Singapore singer-songwriter Renny Goh has never lived abroad nor has she been to the United States. But she is taking a leap of faith by moving to the music mecca of Los Angeles to pursue her passion.
Goh, 26, a regular in the live music bar scene here, leaves this month to pursue a bachelor's degree in music (composition and scoring) at the Musicians Institute in Los Angeles.
She was offered a partial scholarship to the Berklee College of Music in Boston, but she decided to go to the institute instead because of the vibrant music scene in LA.
"Los Angeles will be a better scene. My goal is to meet people who can inspire me - songwriters, producers and engineers," says Goh, who plays a farewell solo show at St James Power Station on Sunday.
At the age of five, she received music lessons in piano. She got her start as a live performer after joining local pop-rock band Black Forest as a keyboardist on graduating from junior college and subsequently became their singer.
The band, which put out a three-song EP last year, opened for Taiwanese rock band F.I.R during their concert here in 2010, and played at the Mandopop festival Spring Wave, which featured Taiwanese stars such as Jam Hsiao and Cheer Chen.
What convinced Goh's parents that she could make music her career are the past five years she spent as a bar musician performing covers and originals at places such as Wala Wala Cafe Bar in Holland Village, Switch by Timbre in Bras Basah Road and Skyve Wine Bistro in Winstedt Road.
She says: "It was an agreement with my parents. At 19, I didn't have anything to show them that I could make it in the industry.
"But I've been singing for four to five years now and they see me bring in money and I'm happy, so they're quite supportive."
Her dad, a mechanical engineering lecturer at Singapore Polytechnic, and mum, a housewife, urged her to get a degree as a back-up plan. She graduated with a bachelor's degree in sociology from the National University of Singapore.
When they realised how serious the elder of their two children was about music, they supported her decision to pursue it as a full-time career, and are paying half of her school fees in Los Angeles.
Goh, who counts R&B singer Stevie Wonder and alternative rock band Imagine Dragons among her favourites, says she is exploring new sounds, from folk to electronica.
A source of inspiration for her music is her 29-year-old cousin, who suffered third-degree burns over 70 per cent of his body from a chemical explosion in Tuas last year.

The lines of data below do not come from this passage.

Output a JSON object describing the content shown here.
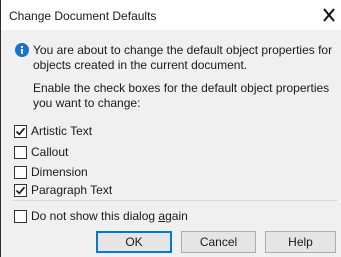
{
  "window": {
    "title": "Change Document Defaults",
    "close_icon": "close-icon"
  },
  "info": {
    "icon": "info-icon",
    "icon_color": "#1a6fd0",
    "message": "You are about to change the default object properties for objects created in the current document."
  },
  "instructions": "Enable the check boxes for the default object properties you want to change:",
  "options": [
    {
      "label": "Artistic Text",
      "checked": true
    },
    {
      "label": "Callout",
      "checked": false
    },
    {
      "label": "Dimension",
      "checked": false
    },
    {
      "label": "Paragraph Text",
      "checked": true
    }
  ],
  "dont_show": {
    "label_before": "Do not show this dialog ",
    "label_accel": "a",
    "label_after": "gain",
    "checked": false
  },
  "buttons": {
    "ok": "OK",
    "cancel": "Cancel",
    "help": "Help"
  },
  "colors": {
    "accent": "#0078d7",
    "client_bg": "#f0f0f0"
  }
}
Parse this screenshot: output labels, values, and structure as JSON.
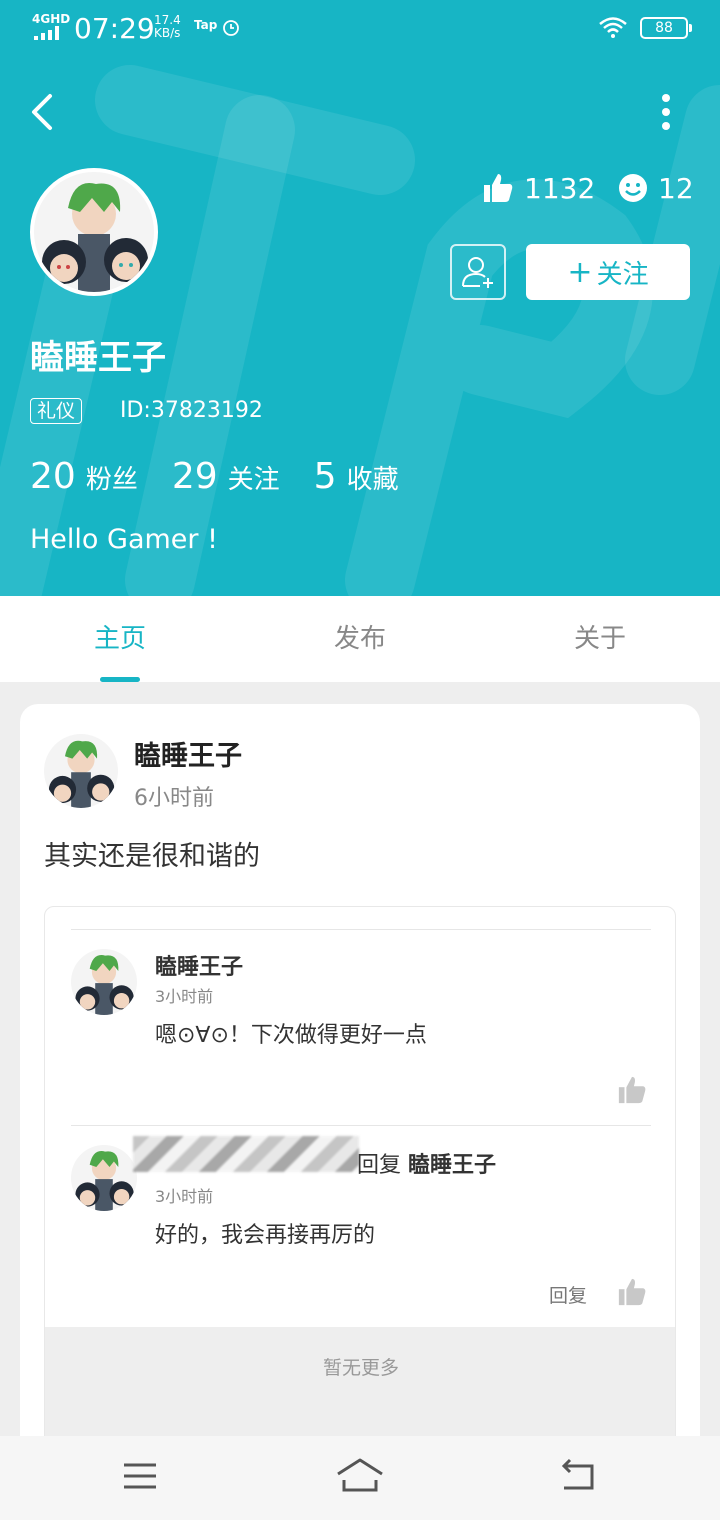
{
  "status_bar": {
    "network": "4GHD",
    "time": "07:29",
    "speed_value": "17.4",
    "speed_unit": "KB/s",
    "tap": "Tap",
    "battery": "88"
  },
  "profile": {
    "name": "瞌睡王子",
    "badge": "礼仪",
    "id": "ID:37823192",
    "likes": "1132",
    "smiles": "12",
    "follow_label": "关注",
    "follow_plus": "+",
    "fans_count": "20",
    "fans_label": "粉丝",
    "following_count": "29",
    "following_label": "关注",
    "fav_count": "5",
    "fav_label": "收藏",
    "bio": "Hello Gamer !"
  },
  "tabs": [
    {
      "label": "主页",
      "active": true
    },
    {
      "label": "发布",
      "active": false
    },
    {
      "label": "关于",
      "active": false
    }
  ],
  "post": {
    "author": "瞌睡王子",
    "time": "6小时前",
    "content": "其实还是很和谐的",
    "comments": [
      {
        "author": "瞌睡王子",
        "time": "3小时前",
        "text": "嗯⊙∀⊙！下次做得更好一点"
      },
      {
        "reply_word": "回复",
        "reply_to": "瞌睡王子",
        "time": "3小时前",
        "text": "好的，我会再接再厉的",
        "reply_btn": "回复"
      }
    ],
    "no_more": "暂无更多"
  },
  "colors": {
    "accent": "#17b5c5"
  }
}
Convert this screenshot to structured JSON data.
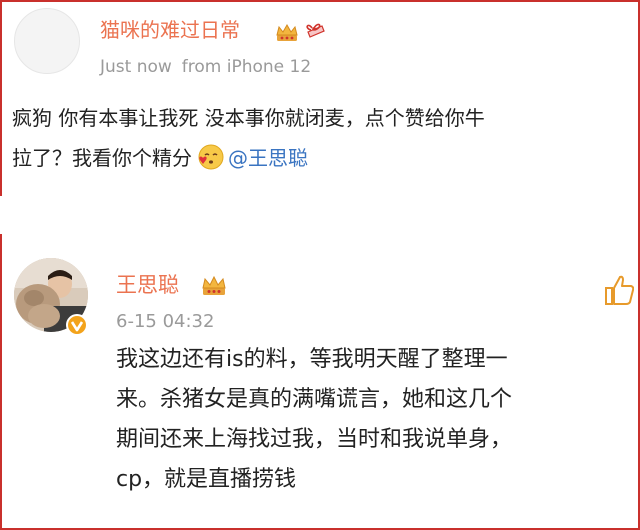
{
  "post1": {
    "username": "猫咪的难过日常",
    "time": "Just now",
    "source": "from iPhone 12",
    "body_line1": "疯狗 你有本事让我死 没本事你就闭麦，点个赞给你牛",
    "body_line2_text": "拉了？我看你个精分",
    "mention": "@王思聪",
    "badges": [
      "crown-icon",
      "gift-icon"
    ],
    "emoji": "kiss-heart-emoji"
  },
  "post2": {
    "username": "王思聪",
    "time": "6-15 04:32",
    "body_lines": [
      "我这边还有is的料，等我明天醒了整理一",
      "来。杀猪女是真的满嘴谎言，她和这几个",
      "期间还来上海找过我，当时和我说单身，",
      "cp，就是直播捞钱"
    ],
    "verified": "verified-v-icon",
    "action_icon": "thumbs-up-icon"
  },
  "colors": {
    "username": "#eb7350",
    "mention": "#3a74c1",
    "frame": "#c9302c",
    "meta": "#9a9a9a"
  }
}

She says: "It'll take him two to three years to recover. But looking at him trying to make his way to a better recovery inspires me."
Asked if she wishes to follow in the footsteps of indie-rock singer Inch Chua or singer-songwriter Tanya Chua, who went to the US for a music career, Goh says: "I'm not going there to pursue a career. I want to go there to see how people approach music in different ways."
She hopes to work on a debut solo EP within the next few years. She says: "The only thing I'm scared of is being stagnant. I need a fresh perspective and a new take on things.
"In life, you want to learn. And if you're hardworking enough, the money will come."